European stocks slipped on Friday as US employment data pointed towards slowing growth in the world’s largest economy, with retail and travel stocks exposed to American markets suffering the most.

Retail stocks dropped 0.9 per cent, while travel stocks sank 1 per cent.

Dublin

The Iseq nudged up 0.1 per cent in a relatively quiet session. There was slippage for Ryanair, which dropped 0.8 per cent to €16.02, joining in the negative day for travel stocks. It was a better session for the banks, with Bank of Ireland climbing 0.4 per cent to €5.25 and AIB rising 0.9 per cent to €2.51.

Building materials group CRH was up only marginally at €44.68, while packaging group Smurfit Kappa added 0.4 per cent to €49.35. Glenveagh Properties rose 1.5 per cent to €1.09 and Paddy Power owner Flutter Entertainment rounded out the week with a 1.6 per cent climb, closing at €168.95.

Dalata Hotel Group fell 4.3 per cent to €3.56 and food group Glanbia was another faller, declining 1.3 per cent to €14.85.

London

The FTSE 100 slipped 0.4 per cent on Friday weighed by weakness in energy and pharmaceutical stocks, after earlier rising as much as 0.6 per cent.

Oil majors BP and Royal Dutch Shell were among the top drags on the blue-chip index, while the mid-cap FTSE 250 index edged 0.1 per cent lower.

The UK economic recovery from the Covid-19 pandemic lost more momentum last month than originally estimated as staff shortages and supply chain issues weighed on companies in the country’s huge services sector, a survey showed.

Meanwhile, pharmaceuticals fell 0.8 per cent amid Britain’s vaccine advisers’ decision of not recommending the universal vaccination of 12 to 15-year-olds against Covid-19.

Ashmore Group fell 4.1 per cent after the emerging markets-focused money manager reported a 12 per cent dip in annual net revenue. Discoverie Group’s shares gained 21.6 per cent after the electronic components manufacturer and supplier upsized its equity raise offering.

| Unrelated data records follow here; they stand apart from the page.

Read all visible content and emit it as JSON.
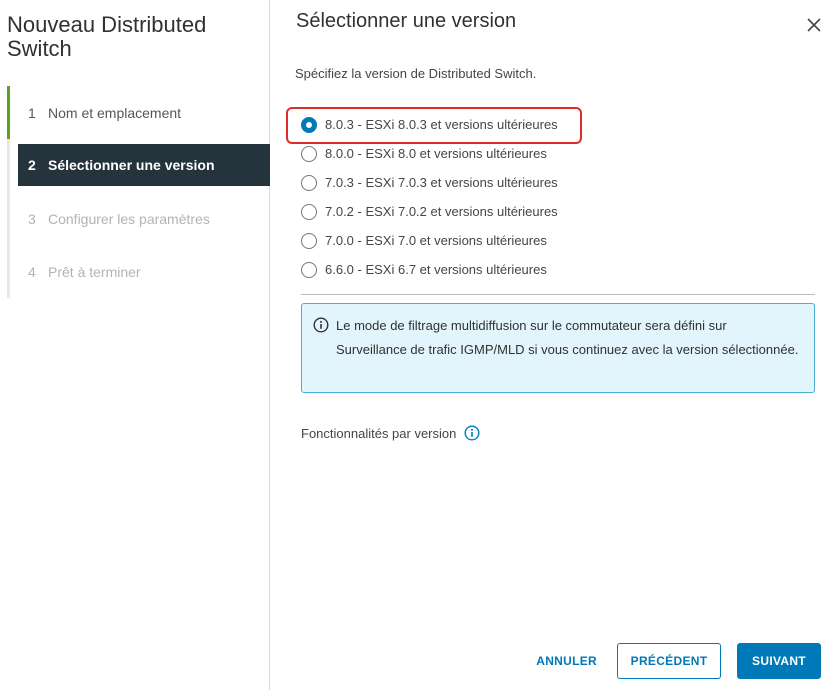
{
  "wizard": {
    "title": "Nouveau Distributed Switch",
    "steps": [
      {
        "num": "1",
        "label": "Nom et emplacement",
        "state": "done"
      },
      {
        "num": "2",
        "label": "Sélectionner une version",
        "state": "active"
      },
      {
        "num": "3",
        "label": "Configurer les paramètres",
        "state": "disabled"
      },
      {
        "num": "4",
        "label": "Prêt à terminer",
        "state": "disabled"
      }
    ]
  },
  "main": {
    "title": "Sélectionner une version",
    "subtitle": "Spécifiez la version de Distributed Switch.",
    "versions": [
      {
        "label": "8.0.3 - ESXi 8.0.3 et versions ultérieures",
        "selected": true
      },
      {
        "label": "8.0.0 - ESXi 8.0 et versions ultérieures",
        "selected": false
      },
      {
        "label": "7.0.3 - ESXi 7.0.3 et versions ultérieures",
        "selected": false
      },
      {
        "label": "7.0.2 - ESXi 7.0.2 et versions ultérieures",
        "selected": false
      },
      {
        "label": "7.0.0 - ESXi 7.0 et versions ultérieures",
        "selected": false
      },
      {
        "label": "6.6.0 - ESXi 6.7 et versions ultérieures",
        "selected": false
      }
    ],
    "alert": {
      "icon": "info-icon",
      "text": "Le mode de filtrage multidiffusion sur le commutateur sera défini sur Surveillance de trafic IGMP/MLD si vous continuez avec la version sélectionnée."
    },
    "features_label": "Fonctionnalités par version"
  },
  "footer": {
    "cancel": "ANNULER",
    "previous": "PRÉCÉDENT",
    "next": "SUIVANT"
  },
  "colors": {
    "accent": "#0079b8",
    "active_step_bg": "#25333d",
    "done_step": "#5aa220",
    "highlight": "#e02b2b",
    "alert_bg": "#e3f5fc"
  }
}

Sanne Group slipped 2.1 per cent after London-based private equity firm Cinven said it would not make another buyout offer for the asset management services provider.

Europe

The pan-European Stoxx 600 index slipped 0.6 per cent, marking its worst fall in two weeks after data showed the US economy created the fewest jobs in seven month in August.

European technology stocks were the best performers for the week, up nearly 2 per cent as investors fled to sectors most resilient to disruptions caused by the pandemic.

Payments company Nexi slipped 0.8 per cent after Italy’s competition watchdog said it had opened an investigation into the company’s planned merger with domestic rival SIA. Spanish fund distribution firm Allfunds jumped 11.7 per cent, and was the best performer on the Stoxx 600 after its maiden first-half results beat expectations.

German exchange operator Deutsche Boerse is expected to announce new entrants to the blue-chip Dax index on Friday, part of the index’s biggest ever overhaul.

US

The S&P 500 and the Dow fell in early trading on Friday as a slowdown in US jobs growth raised questions about the pace of the economic recovery, while the tech-heavy Nasdaq rose as the report also calmed fears of an imminent tapering in monetary policy.

Economy-linked industrial stocks including General Electric, 3M and Boeing fell between 0.2 per cent and 1.7 per cent.

Chinese ride-hailing firm Didi Global gained 1.8 per cent after a media report that the city of Beijing was considering moves that would give state entities control of the company.

Biotechnology firm Forte Biosciences slumped 81.4 per cent to be among the top decliners across US exchanges after its experimental treatment for eczema, a skin disease, failed to meet its main goal. – Additional reporting: Reuters